From what I understand, the Astros are very serious about signing Harper. It has been written by Jeff Passan that “Harper’s affection for the Houston Astros is well-known.” Who wouldn’t want to come to Houston where they are already early favorites to return to the World Series in 2019. Harper probably watched the 2017 World Series and saw the excitement that the Astros had. Plus, there is an opening in the outfield where he would not have to play first base.
You can see why he would enjoy coming to Houston. However, why would the Astros want to sign a player for that long and that much? Many people have written articles about whether the Astros should sign him. But not too many people have written what would happen if they did sign Harper. The Astros have been labeled a dark horse to sign Harper by David Schoenfield of ESPN. Without going as far as saying that they will, let's look at the fallout if they did.
According to Brian McTaggart, the projected salary, including predictions for arbitration-eligible players, is currently about $132 million for 2019. This is much much lower than the $170 million they finished with last year. If Jim Crane and the ownership group is willing to take on the extra-salary, why don’t you throw crazy money at one of the best players in the game? If the cost to sign Harper is close to 10-years and $300 million, the Astros could decide to take the leap of faith. Disclaimer, it could take a lot more to sign him.
Other teams like the Phillies and Dodgers will have more money to spend on Harper. Unlike Pennsylvania and California, Texas does not have a state income tax. The cost of living is probably less in Texas as well, so his money will go further should he sign with Houston. Similar to what we have seen with Clayton Kershaw, the Astros could give Harper an opt-out clause after five years or so.
The Albert Pujols deal is still fresh in our mind, so would Harper be a better get for a 10-year deal? The most significant difference is that Pujols was 32 at the time, Harper is 26-years-old. The Angels knew that they were overpaying for Pujols after he turned 40, but they figured he would be worth it during the early stages of his contract. Yes, Harper’s batting average dropped in 2018, but he still hit 33 homers and drove in 100 runs. He is an elite talent and will earn a massive deal from someone.
As with most premium free agents, Harper was offered a qualifying offer. The Astros would lose a pick to the Nationals should they sign him. However, they would have Harper for ten years, so it would be worth losing that one pick. This could take them out of contention for big-time free agents like Paul Goldschmidt, should he reach free agency in 2020. This could also limit them financially to fill in needed holes on the roster or extending Gerrit Cole or Justin Verlander.
Here is the big elephant in the room of a possible Harper deal, they would be unable to retain one of their current stars. If the Astros sign Harper, this would mean that George Springer would not likely be re-signed after the 2020 season. Put aside the fanboy view of Springer. It makes more sense to sign the 26-year-old Harper to a ten year deal versus a 31-year-old Springer.
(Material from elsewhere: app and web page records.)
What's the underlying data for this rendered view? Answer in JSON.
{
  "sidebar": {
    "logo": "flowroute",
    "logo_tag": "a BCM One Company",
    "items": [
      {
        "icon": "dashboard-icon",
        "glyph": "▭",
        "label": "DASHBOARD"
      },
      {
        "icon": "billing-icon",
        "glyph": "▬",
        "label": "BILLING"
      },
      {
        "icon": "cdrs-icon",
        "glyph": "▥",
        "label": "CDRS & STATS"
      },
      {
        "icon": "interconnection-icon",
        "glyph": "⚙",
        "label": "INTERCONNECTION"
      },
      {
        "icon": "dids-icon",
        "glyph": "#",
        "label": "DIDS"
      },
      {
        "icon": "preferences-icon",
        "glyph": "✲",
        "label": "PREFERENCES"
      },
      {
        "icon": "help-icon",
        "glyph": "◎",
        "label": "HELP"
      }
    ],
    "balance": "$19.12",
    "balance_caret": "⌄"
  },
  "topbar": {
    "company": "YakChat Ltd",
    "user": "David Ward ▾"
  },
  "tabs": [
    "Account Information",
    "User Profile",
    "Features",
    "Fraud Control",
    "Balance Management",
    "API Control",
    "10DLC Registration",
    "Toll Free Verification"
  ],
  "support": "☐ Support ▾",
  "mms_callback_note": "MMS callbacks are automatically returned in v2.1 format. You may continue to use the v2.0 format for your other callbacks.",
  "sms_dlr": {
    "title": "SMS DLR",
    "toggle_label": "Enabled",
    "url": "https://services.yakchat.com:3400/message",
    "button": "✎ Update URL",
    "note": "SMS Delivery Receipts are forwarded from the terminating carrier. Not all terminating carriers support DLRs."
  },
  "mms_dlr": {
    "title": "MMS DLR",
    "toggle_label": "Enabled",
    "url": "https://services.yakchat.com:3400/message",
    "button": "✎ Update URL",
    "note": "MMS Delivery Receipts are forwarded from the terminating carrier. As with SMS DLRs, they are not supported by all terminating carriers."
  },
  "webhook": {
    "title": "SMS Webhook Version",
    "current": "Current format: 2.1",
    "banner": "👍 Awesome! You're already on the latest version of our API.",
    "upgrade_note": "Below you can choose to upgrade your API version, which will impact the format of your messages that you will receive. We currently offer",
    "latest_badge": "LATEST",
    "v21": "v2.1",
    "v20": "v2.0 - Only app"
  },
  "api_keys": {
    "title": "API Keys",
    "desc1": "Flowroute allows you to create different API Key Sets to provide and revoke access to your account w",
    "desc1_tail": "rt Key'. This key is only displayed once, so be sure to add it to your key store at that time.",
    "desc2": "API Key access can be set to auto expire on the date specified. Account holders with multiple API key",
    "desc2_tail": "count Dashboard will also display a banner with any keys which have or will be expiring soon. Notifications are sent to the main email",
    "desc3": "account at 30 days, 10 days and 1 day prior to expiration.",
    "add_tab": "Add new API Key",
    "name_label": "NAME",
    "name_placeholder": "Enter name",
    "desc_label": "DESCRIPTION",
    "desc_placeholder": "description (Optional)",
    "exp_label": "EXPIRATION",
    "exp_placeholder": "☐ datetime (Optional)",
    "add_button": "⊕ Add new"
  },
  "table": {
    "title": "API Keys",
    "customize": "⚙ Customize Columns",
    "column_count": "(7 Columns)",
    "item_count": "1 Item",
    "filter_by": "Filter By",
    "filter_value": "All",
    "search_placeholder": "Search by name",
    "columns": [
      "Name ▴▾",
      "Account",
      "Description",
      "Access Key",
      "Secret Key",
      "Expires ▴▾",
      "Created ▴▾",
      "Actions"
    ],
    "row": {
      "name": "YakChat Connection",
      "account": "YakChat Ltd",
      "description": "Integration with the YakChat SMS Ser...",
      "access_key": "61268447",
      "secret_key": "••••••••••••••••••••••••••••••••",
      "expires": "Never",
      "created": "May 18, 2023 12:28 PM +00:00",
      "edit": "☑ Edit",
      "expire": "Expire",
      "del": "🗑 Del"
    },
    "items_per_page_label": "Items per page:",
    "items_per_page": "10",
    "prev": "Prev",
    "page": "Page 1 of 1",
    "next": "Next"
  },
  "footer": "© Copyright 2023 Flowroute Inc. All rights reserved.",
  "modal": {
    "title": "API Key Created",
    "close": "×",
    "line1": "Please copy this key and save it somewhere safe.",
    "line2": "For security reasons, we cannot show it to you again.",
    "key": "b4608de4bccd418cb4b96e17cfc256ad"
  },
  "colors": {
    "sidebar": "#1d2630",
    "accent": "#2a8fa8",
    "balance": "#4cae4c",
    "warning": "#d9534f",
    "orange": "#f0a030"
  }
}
Harper’s upside is higher than Springer. The Astros have tried to sign Springer to a long-term deal, but he hasn’t been too impressed. They did get him to agree to a two year, $24 million deal to avoid arbitration, but not one yet to extend him. If the Astros did sign Harper, imagine having Harper plus the core four together in the lineup for two years. That lineup would dominate any pitching staff.
The Astros are serious about trying to sign Harper. Not only is he a good player, but he has name value. His jerseys would fly off the shelves in Houston. The Nationals have said that they are not likely to retain Harper, the Astros could surprise us all. Will it happen? There is always a chance. The only thing that could keep him out of Houston is his price tag. They will only pay so much.